REQUIRED WORK = Repeat every line below exactly, word for word.

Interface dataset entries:
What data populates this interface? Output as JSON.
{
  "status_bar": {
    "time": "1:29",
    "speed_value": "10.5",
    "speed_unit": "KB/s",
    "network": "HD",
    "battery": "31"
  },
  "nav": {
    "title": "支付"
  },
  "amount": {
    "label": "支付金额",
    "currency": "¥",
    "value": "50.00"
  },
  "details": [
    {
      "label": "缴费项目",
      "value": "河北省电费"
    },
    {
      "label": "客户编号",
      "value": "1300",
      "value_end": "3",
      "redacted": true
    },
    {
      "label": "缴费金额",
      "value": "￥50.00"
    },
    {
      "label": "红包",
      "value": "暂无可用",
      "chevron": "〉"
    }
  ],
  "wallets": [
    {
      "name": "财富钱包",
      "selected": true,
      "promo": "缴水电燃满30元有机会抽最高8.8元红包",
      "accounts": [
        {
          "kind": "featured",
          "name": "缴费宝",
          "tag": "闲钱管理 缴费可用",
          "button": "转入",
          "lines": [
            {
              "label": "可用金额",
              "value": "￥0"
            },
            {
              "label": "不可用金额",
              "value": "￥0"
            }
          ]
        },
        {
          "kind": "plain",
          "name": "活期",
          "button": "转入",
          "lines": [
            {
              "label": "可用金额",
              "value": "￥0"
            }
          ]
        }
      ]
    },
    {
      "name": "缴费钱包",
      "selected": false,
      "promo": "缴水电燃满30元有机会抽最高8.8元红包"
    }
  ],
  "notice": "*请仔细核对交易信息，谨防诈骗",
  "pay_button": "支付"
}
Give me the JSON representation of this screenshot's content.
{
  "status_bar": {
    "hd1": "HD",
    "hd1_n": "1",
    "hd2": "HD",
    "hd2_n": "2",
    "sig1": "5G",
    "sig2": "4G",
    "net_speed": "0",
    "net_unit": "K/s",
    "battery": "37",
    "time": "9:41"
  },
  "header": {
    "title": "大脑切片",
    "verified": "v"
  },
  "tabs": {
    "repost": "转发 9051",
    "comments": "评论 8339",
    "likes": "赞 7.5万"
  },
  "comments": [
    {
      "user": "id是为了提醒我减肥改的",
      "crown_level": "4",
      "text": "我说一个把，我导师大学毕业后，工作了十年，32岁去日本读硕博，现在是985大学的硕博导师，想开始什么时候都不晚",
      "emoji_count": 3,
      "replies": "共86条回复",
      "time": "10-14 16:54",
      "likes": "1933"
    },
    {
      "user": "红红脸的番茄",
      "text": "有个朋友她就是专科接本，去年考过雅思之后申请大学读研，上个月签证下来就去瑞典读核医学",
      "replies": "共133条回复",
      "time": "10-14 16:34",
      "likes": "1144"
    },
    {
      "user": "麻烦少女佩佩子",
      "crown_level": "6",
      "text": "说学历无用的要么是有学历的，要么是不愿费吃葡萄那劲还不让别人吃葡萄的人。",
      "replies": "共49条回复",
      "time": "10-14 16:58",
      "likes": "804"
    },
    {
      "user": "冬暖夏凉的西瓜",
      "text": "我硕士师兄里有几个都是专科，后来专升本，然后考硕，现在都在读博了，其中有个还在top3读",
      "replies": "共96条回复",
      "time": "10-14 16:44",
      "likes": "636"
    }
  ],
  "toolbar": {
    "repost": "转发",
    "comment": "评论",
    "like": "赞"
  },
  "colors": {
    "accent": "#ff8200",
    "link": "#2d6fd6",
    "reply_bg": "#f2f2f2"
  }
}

EXERCISE OUTPUT =
What data populates this interface? Output as JSON.
{
  "status_bar": {
    "time": "1:29",
    "speed_value": "10.5",
    "speed_unit": "KB/s",
    "network": "HD",
    "battery": "31"
  },
  "nav": {
    "title": "支付"
  },
  "amount": {
    "label": "支付金额",
    "currency": "¥",
    "value": "50.00"
  },
  "details": [
    {
      "label": "缴费项目",
      "value": "河北省电费"
    },
    {
      "label": "客户编号",
      "value": "1300",
      "value_end": "3",
      "redacted": true
    },
    {
      "label": "缴费金额",
      "value": "￥50.00"
    },
    {
      "label": "红包",
      "value": "暂无可用",
      "chevron": "〉"
    }
  ],
  "wallets": [
    {
      "name": "财富钱包",
      "selected": true,
      "promo": "缴水电燃满30元有机会抽最高8.8元红包",
      "accounts": [
        {
          "kind": "featured",
          "name": "缴费宝",
          "tag": "闲钱管理 缴费可用",
          "button": "转入",
          "lines": [
            {
              "label": "可用金额",
              "value": "￥0"
            },
            {
              "label": "不可用金额",
              "value": "￥0"
            }
          ]
        },
        {
          "kind": "plain",
          "name": "活期",
          "button": "转入",
          "lines": [
            {
              "label": "可用金额",
              "value": "￥0"
            }
          ]
        }
      ]
    },
    {
      "name": "缴费钱包",
      "selected": false,
      "promo": "缴水电燃满30元有机会抽最高8.8元红包"
    }
  ],
  "notice": "*请仔细核对交易信息，谨防诈骗",
  "pay_button": "支付"
}
Give me the JSON representation of this screenshot's content.
{
  "status_bar": {
    "hd1": "HD",
    "hd1_n": "1",
    "hd2": "HD",
    "hd2_n": "2",
    "sig1": "5G",
    "sig2": "4G",
    "net_speed": "0",
    "net_unit": "K/s",
    "battery": "37",
    "time": "9:41"
  },
  "header": {
    "title": "大脑切片",
    "verified": "v"
  },
  "tabs": {
    "repost": "转发 9051",
    "comments": "评论 8339",
    "likes": "赞 7.5万"
  },
  "comments": [
    {
      "user": "id是为了提醒我减肥改的",
      "crown_level": "4",
      "text": "我说一个把，我导师大学毕业后，工作了十年，32岁去日本读硕博，现在是985大学的硕博导师，想开始什么时候都不晚",
      "emoji_count": 3,
      "replies": "共86条回复",
      "time": "10-14 16:54",
      "likes": "1933"
    },
    {
      "user": "红红脸的番茄",
      "text": "有个朋友她就是专科接本，去年考过雅思之后申请大学读研，上个月签证下来就去瑞典读核医学",
      "replies": "共133条回复",
      "time": "10-14 16:34",
      "likes": "1144"
    },
    {
      "user": "麻烦少女佩佩子",
      "crown_level": "6",
      "text": "说学历无用的要么是有学历的，要么是不愿费吃葡萄那劲还不让别人吃葡萄的人。",
      "replies": "共49条回复",
      "time": "10-14 16:58",
      "likes": "804"
    },
    {
      "user": "冬暖夏凉的西瓜",
      "text": "我硕士师兄里有几个都是专科，后来专升本，然后考硕，现在都在读博了，其中有个还在top3读",
      "replies": "共96条回复",
      "time": "10-14 16:44",
      "likes": "636"
    }
  ],
  "toolbar": {
    "repost": "转发",
    "comment": "评论",
    "like": "赞"
  },
  "colors": {
    "accent": "#ff8200",
    "link": "#2d6fd6",
    "reply_bg": "#f2f2f2"
  }
}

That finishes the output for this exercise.